About the Program

With the increasing availability of data, companies, governments, and other institutions are striving to convert information into actionable information and insight. In the past, students trained in singular disciplines such as computer science, operations research, or statistics had the skill set needed to analyze the required data. But the 'volume', 'velocity', and 'variety' of today's data and future data streams poses unique challenges and also creates unique opportunities. 

Present data sets requires more programming, mathematics/statistics, modeling skills, and domain knowledge than a traditional undergraduate curriculum offers. In fact, one of the obstacles that must be removed before government, business and social sectors are prepared to use large datasets to enhance their decision-making, is the acquisition of a trained workforce that can leverage it. It has been suggested that the US alone is facing a shortage of 140,000 to 190,000 workers with the analytical and managerial skills necessary to meet the rising challenge that increased data presents.

Decision makers require data and evidence before resources are committed. In the current environment, commitments are not made unless evidence supports that the opportunities are both cost effective and yield positive net benefits. Healthcare practitioners seek evidence-based medicine; social scientists engage in impact assessments; business analysts practice decision science and engineers and computer scientists desire facility with big data sets using a variety of statistical techniques. 

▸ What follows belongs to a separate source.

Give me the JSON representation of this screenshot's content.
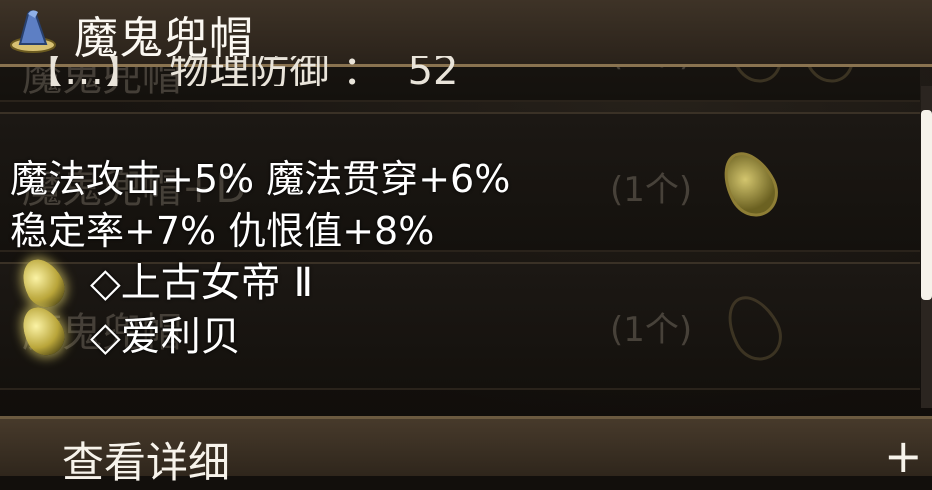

Our program requires technical courses from each college on our campus and is highly multidisciplinary. Taking a multidisciplinary approach, the curriculum is designed to leverage existing courses on campus and combine these with foundational courses in data science. This creates synergy among academic units on campus, provides flexibility in scheduling, and allows for timely completion of the program. Students with varied backgrounds can take different courses to suit their needs, based on interest and guided by faculty advisors. 

Curriculum Requirements

Students complete a minimum of 120 credits and receive a Bachelor of Science (B.S.) degree in Data Science. Requirements are available to download (PDF). 

Please note that beginning in Fall 2015, all freshmen must follow the Dearborn Discovery Core (DDC) requirements. 

Program Educational Objectives

Upon completion of the coursework, students in the data science core will have the ability to:

  1. Access, assess and manipulate data sets in order to extract meaningful information using statistical methods and mathematical models (Practical)
  2. Use the information gathered to build models capable of prediction and/or assessment (Practical)
  3. Communicate results and solutions in simple terms (Communications)
  4. Develop a clear understanding of ethical standards (Theoretical)